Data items
○ ○ ○ ○
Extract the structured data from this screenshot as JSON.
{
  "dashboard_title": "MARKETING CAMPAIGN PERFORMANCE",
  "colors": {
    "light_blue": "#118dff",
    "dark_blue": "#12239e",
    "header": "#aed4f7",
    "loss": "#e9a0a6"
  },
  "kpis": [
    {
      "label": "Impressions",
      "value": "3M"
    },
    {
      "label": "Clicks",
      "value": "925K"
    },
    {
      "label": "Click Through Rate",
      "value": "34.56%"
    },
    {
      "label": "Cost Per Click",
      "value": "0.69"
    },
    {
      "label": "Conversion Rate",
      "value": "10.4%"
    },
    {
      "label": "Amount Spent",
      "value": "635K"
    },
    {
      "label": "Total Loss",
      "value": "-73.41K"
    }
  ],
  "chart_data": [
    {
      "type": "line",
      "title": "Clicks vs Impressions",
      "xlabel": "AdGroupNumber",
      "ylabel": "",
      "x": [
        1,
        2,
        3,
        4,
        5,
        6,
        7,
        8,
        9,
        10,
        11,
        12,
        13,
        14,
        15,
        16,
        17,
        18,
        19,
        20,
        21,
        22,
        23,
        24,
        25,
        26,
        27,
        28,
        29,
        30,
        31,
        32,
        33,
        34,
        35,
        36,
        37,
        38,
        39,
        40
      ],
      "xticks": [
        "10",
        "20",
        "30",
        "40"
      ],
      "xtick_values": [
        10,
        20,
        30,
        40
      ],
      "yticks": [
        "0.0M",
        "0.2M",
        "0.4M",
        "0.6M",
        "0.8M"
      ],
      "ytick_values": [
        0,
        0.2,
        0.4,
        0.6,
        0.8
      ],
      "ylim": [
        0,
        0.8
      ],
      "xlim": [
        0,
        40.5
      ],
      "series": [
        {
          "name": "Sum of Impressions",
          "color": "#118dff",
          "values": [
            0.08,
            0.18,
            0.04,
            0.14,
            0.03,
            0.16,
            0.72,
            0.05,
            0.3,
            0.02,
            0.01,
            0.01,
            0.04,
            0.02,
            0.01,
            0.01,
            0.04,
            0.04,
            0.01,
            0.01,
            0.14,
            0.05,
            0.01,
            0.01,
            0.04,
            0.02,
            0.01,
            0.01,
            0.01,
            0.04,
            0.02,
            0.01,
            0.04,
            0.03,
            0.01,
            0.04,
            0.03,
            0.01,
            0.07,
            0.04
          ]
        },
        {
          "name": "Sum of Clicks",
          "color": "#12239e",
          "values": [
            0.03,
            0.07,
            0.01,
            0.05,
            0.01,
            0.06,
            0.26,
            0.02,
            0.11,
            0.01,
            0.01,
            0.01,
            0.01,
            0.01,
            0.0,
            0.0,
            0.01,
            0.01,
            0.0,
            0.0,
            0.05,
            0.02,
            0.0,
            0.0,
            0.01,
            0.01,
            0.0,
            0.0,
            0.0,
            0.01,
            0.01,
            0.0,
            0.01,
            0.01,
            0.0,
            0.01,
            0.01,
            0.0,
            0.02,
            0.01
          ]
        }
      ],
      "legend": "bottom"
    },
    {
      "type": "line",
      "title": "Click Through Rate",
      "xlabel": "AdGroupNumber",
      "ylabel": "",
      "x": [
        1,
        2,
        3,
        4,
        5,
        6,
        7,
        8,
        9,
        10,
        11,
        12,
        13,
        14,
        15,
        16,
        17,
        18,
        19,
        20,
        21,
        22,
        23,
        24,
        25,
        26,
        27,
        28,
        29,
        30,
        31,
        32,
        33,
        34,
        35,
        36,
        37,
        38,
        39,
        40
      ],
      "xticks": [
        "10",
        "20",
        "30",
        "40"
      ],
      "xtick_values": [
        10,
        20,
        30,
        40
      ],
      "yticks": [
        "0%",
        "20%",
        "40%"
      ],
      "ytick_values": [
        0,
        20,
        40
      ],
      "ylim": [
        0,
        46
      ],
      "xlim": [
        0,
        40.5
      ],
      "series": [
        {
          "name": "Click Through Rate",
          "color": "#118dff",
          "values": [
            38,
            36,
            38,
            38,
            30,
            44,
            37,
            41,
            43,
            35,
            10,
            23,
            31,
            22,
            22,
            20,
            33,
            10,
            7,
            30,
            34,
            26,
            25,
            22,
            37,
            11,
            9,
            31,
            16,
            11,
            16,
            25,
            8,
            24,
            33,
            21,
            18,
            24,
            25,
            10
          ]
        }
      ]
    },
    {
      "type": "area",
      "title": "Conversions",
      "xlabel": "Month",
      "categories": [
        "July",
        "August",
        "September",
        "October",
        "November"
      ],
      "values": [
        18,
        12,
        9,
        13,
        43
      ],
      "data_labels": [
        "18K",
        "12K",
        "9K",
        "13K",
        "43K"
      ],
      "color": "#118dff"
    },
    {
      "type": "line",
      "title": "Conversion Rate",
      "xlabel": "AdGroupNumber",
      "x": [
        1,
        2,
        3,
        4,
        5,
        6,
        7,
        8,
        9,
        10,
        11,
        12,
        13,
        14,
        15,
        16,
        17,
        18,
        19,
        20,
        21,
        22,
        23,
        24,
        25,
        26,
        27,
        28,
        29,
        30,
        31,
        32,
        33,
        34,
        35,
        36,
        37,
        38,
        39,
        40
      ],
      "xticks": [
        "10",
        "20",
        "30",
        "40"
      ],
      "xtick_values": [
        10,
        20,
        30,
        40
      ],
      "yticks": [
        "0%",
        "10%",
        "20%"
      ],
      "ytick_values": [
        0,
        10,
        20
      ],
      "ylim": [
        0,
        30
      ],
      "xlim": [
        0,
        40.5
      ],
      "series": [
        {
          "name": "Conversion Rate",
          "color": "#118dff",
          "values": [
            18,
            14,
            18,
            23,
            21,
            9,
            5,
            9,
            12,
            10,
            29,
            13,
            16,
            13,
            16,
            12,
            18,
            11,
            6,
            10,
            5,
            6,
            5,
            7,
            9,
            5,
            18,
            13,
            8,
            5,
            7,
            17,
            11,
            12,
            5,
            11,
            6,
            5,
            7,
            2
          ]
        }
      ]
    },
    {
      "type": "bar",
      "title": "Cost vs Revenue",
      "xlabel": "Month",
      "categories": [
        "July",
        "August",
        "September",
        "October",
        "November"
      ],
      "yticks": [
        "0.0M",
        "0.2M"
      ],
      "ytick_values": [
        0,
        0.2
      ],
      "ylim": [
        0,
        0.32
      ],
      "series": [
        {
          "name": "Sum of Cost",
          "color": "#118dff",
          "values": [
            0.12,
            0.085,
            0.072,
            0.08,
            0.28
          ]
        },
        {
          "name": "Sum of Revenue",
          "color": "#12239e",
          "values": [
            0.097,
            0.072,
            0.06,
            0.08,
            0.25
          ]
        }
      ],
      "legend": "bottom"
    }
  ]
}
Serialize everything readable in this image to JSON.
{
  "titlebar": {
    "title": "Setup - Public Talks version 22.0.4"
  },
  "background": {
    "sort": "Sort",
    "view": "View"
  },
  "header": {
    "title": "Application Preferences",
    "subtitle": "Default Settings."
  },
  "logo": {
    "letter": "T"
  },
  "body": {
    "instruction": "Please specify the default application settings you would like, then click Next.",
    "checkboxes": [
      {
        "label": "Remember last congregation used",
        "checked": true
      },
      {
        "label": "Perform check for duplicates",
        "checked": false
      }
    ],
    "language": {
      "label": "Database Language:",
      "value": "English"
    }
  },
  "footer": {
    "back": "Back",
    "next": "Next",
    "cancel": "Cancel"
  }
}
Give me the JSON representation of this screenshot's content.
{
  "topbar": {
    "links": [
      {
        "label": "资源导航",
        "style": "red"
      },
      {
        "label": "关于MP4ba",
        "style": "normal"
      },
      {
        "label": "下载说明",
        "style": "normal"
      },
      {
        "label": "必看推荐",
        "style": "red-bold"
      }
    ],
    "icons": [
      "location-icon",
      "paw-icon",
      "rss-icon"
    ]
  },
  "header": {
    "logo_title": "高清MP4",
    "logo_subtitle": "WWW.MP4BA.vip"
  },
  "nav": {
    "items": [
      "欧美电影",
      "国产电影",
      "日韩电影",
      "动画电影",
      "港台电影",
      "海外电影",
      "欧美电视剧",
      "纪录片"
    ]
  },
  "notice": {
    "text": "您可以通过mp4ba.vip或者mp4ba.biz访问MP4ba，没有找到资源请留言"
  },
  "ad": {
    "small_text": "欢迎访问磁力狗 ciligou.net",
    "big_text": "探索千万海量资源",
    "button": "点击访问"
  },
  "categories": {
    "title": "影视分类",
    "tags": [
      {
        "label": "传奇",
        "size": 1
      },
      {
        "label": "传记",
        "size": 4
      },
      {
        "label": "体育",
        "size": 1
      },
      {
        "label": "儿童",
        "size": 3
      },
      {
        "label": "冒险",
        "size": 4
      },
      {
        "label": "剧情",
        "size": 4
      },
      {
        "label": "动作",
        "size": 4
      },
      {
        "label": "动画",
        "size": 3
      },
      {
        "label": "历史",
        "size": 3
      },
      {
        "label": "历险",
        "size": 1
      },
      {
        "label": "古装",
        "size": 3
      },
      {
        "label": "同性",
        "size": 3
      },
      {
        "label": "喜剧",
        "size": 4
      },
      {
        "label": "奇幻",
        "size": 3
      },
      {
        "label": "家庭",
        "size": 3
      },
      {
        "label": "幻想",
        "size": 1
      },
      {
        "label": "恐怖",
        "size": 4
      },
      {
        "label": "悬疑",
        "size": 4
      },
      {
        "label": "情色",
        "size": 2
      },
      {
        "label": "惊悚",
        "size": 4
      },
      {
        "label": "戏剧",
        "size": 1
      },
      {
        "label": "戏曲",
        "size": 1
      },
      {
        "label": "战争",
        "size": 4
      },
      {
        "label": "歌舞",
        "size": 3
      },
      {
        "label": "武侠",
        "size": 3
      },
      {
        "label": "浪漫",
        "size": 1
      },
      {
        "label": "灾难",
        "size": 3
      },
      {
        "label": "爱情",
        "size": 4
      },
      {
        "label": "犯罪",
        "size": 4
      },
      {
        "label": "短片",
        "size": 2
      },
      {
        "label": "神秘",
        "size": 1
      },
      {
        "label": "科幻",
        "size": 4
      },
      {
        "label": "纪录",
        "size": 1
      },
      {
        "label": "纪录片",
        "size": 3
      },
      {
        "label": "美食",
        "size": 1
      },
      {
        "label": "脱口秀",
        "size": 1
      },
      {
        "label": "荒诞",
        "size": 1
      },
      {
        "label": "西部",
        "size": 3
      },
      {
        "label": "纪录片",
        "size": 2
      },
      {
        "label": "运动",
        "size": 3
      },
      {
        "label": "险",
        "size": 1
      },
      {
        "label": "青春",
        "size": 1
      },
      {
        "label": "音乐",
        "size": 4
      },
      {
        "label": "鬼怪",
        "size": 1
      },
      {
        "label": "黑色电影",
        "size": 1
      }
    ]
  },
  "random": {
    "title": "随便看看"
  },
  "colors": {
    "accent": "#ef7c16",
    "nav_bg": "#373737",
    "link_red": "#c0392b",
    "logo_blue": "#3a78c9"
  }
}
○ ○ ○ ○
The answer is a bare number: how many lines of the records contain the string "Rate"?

Result for this exercise: 6